As edge computing continues to advance, it holds tremendous potential for innovation and advancement in the clean tech industry. This technology offers exciting opportunities to address current challenges and drive sustainable solutions forward. Let’s explore the potential implications and opportunities in more detail.

Potential for Innovation and Advancement

Edge computing opens the door to a world of innovation and advancement in clean tech. By bringing data processing closer to the source, edge computing enables real-time analysis and decision-making. This capability allows for the development of smart and adaptive clean tech systems that can optimize energy consumption, improve efficiency, and enhance overall performance.

With the integration of edge computing, clean tech solutions can become more sophisticated, autonomous, and responsive. For example, edge computing can facilitate predictive maintenance in renewable energy systems by analyzing data from sensors in real-time, enabling proactive repairs and minimizing downtime. The ability to collect and process data at the edge also opens up possibilities for machine learning and artificial intelligence applications in clean tech systems, leading to further innovation and optimization.

Collaboration among different stakeholders, such as clean tech companies, researchers, policymakers, and investors, is crucial to unlock the full potential of edge computing. By working together, these stakeholders can foster an environment conducive to innovation, share knowledge, and drive advancements in clean tech applications.
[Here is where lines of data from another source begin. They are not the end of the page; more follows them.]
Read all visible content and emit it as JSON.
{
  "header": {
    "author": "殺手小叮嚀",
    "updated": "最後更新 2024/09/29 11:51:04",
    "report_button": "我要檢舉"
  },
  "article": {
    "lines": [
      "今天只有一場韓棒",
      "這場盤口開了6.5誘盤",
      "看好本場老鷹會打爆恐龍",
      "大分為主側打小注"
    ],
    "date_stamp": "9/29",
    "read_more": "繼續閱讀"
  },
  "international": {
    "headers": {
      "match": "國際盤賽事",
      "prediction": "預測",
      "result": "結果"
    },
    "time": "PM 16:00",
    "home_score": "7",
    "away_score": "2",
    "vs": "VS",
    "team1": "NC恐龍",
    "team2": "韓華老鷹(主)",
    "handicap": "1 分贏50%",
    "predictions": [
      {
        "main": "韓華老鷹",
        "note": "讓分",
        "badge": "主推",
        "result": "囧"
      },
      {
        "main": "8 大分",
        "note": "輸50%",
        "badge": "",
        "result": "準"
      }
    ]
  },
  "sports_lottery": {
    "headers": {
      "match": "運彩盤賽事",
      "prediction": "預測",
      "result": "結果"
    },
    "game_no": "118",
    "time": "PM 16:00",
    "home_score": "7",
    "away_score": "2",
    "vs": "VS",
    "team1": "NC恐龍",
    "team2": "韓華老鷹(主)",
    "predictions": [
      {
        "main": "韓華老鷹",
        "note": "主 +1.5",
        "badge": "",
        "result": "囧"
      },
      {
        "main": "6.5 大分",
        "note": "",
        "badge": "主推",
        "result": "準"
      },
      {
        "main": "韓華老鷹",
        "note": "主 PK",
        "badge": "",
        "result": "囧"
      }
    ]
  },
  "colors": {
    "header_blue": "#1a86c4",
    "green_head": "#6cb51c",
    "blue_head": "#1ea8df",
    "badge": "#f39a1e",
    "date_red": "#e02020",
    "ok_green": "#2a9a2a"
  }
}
The future holds immense opportunities for creative problem-solving and the development of cutting-edge technologies that will shape the landscape of clean tech.

Collaboration for Sustainable Clean Tech Solutions

The integration of edge computing in clean tech also presents an opportunity for enhanced collaboration in the pursuit of sustainable clean tech solutions. The complexity of addressing global environmental challenges requires a collective effort from various sectors and industries. Edge computing can serve as a catalyst for collaboration, enabling the seamless exchange of data and insights among different stakeholders.

By leveraging edge computing, clean tech companies can create interconnected systems that enable the sharing of data and knowledge in real-time. This collaboration can lead to the development of innovative solutions that tackle complex issues, such as renewable energy management, smart grid optimization, and energy efficiency monitoring. For example, by sharing data on energy consumption patterns and renewable energy generation, stakeholders can work together to optimize energy distribution and reduce waste.

Collaboration also extends to the development of interoperable standards and protocols that ensure seamless integration of edge computing technologies across clean tech systems. This allows for the efficient exchange of data and the scalability of edge computing solutions. By establishing common standards, the clean tech industry can foster a more collaborative and cooperative approach, leading to greater efficiency, reliability, and sustainability.

In conclusion, the future of clean tech with the integration of edge computing holds immense potential for innovation, advancement, and collaboration. By embracing this technology, the clean tech industry can drive sustainable solutions forward, tackle environmental challenges, and create a brighter future for generations to come.

Joseph Simmons